Set the data down again, exactly as it appears below.

■ SUPPLIED DATA:
=== Begin Enclosure ===

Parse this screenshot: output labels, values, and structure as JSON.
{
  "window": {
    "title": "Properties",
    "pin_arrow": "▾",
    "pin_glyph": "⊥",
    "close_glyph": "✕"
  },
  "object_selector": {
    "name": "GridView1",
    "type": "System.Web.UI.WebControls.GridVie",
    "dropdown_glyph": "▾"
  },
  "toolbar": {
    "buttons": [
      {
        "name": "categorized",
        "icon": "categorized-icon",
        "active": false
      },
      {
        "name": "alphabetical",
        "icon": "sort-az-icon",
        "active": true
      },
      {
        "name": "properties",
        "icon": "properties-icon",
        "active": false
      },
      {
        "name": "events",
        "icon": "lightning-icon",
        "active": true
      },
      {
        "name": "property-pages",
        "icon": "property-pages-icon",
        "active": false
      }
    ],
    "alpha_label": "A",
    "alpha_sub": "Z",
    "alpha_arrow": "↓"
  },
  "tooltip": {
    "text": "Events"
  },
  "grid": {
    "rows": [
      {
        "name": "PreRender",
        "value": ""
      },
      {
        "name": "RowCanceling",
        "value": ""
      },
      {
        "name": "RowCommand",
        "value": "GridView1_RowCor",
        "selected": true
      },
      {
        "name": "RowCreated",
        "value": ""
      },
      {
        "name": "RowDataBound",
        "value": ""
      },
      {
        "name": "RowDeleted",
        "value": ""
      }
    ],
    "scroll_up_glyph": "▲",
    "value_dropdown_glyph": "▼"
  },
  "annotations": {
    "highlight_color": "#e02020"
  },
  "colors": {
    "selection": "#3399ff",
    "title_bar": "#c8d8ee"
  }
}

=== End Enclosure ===

■ RESULT BELOW:
Parse this screenshot: output labels, values, and structure as JSON.
{
  "window": {
    "title": "Properties",
    "pin_arrow": "▾",
    "pin_glyph": "⊥",
    "close_glyph": "✕"
  },
  "object_selector": {
    "name": "GridView1",
    "type": "System.Web.UI.WebControls.GridVie",
    "dropdown_glyph": "▾"
  },
  "toolbar": {
    "buttons": [
      {
        "name": "categorized",
        "icon": "categorized-icon",
        "active": false
      },
      {
        "name": "alphabetical",
        "icon": "sort-az-icon",
        "active": true
      },
      {
        "name": "properties",
        "icon": "properties-icon",
        "active": false
      },
      {
        "name": "events",
        "icon": "lightning-icon",
        "active": true
      },
      {
        "name": "property-pages",
        "icon": "property-pages-icon",
        "active": false
      }
    ],
    "alpha_label": "A",
    "alpha_sub": "Z",
    "alpha_arrow": "↓"
  },
  "tooltip": {
    "text": "Events"
  },
  "grid": {
    "rows": [
      {
        "name": "PreRender",
        "value": ""
      },
      {
        "name": "RowCanceling",
        "value": ""
      },
      {
        "name": "RowCommand",
        "value": "GridView1_RowCor",
        "selected": true
      },
      {
        "name": "RowCreated",
        "value": ""
      },
      {
        "name": "RowDataBound",
        "value": ""
      },
      {
        "name": "RowDeleted",
        "value": ""
      }
    ],
    "scroll_up_glyph": "▲",
    "value_dropdown_glyph": "▼"
  },
  "annotations": {
    "highlight_color": "#e02020"
  },
  "colors": {
    "selection": "#3399ff",
    "title_bar": "#c8d8ee"
  }
}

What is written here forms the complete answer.